#### Given information
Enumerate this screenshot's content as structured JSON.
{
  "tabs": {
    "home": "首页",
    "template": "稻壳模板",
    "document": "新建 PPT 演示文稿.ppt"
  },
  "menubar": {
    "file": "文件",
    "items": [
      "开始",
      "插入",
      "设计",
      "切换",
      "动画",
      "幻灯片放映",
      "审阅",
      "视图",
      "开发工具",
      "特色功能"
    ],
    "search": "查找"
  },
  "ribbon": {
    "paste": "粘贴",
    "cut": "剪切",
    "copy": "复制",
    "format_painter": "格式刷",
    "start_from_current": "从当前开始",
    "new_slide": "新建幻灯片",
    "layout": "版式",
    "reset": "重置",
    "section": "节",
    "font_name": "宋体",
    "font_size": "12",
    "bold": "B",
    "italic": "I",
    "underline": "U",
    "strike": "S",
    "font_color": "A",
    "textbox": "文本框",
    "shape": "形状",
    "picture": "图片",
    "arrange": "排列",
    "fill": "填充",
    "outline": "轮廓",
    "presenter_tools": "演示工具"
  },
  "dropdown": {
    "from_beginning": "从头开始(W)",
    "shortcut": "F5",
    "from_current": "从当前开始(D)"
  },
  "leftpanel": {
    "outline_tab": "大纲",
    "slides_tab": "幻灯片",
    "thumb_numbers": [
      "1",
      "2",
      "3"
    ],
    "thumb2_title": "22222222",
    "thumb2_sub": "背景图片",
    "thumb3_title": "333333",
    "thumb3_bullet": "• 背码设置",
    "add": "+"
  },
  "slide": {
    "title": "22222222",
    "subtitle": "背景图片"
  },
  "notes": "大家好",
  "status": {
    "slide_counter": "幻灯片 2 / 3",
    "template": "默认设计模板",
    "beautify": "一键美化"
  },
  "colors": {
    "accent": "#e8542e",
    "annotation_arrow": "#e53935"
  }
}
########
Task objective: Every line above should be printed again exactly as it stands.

Solution for this problem:
Enumerate this screenshot's content as structured JSON.
{
  "tabs": {
    "home": "首页",
    "template": "稻壳模板",
    "document": "新建 PPT 演示文稿.ppt"
  },
  "menubar": {
    "file": "文件",
    "items": [
      "开始",
      "插入",
      "设计",
      "切换",
      "动画",
      "幻灯片放映",
      "审阅",
      "视图",
      "开发工具",
      "特色功能"
    ],
    "search": "查找"
  },
  "ribbon": {
    "paste": "粘贴",
    "cut": "剪切",
    "copy": "复制",
    "format_painter": "格式刷",
    "start_from_current": "从当前开始",
    "new_slide": "新建幻灯片",
    "layout": "版式",
    "reset": "重置",
    "section": "节",
    "font_name": "宋体",
    "font_size": "12",
    "bold": "B",
    "italic": "I",
    "underline": "U",
    "strike": "S",
    "font_color": "A",
    "textbox": "文本框",
    "shape": "形状",
    "picture": "图片",
    "arrange": "排列",
    "fill": "填充",
    "outline": "轮廓",
    "presenter_tools": "演示工具"
  },
  "dropdown": {
    "from_beginning": "从头开始(W)",
    "shortcut": "F5",
    "from_current": "从当前开始(D)"
  },
  "leftpanel": {
    "outline_tab": "大纲",
    "slides_tab": "幻灯片",
    "thumb_numbers": [
      "1",
      "2",
      "3"
    ],
    "thumb2_title": "22222222",
    "thumb2_sub": "背景图片",
    "thumb3_title": "333333",
    "thumb3_bullet": "• 背码设置",
    "add": "+"
  },
  "slide": {
    "title": "22222222",
    "subtitle": "背景图片"
  },
  "notes": "大家好",
  "status": {
    "slide_counter": "幻灯片 2 / 3",
    "template": "默认设计模板",
    "beautify": "一键美化"
  },
  "colors": {
    "accent": "#e8542e",
    "annotation_arrow": "#e53935"
  }
}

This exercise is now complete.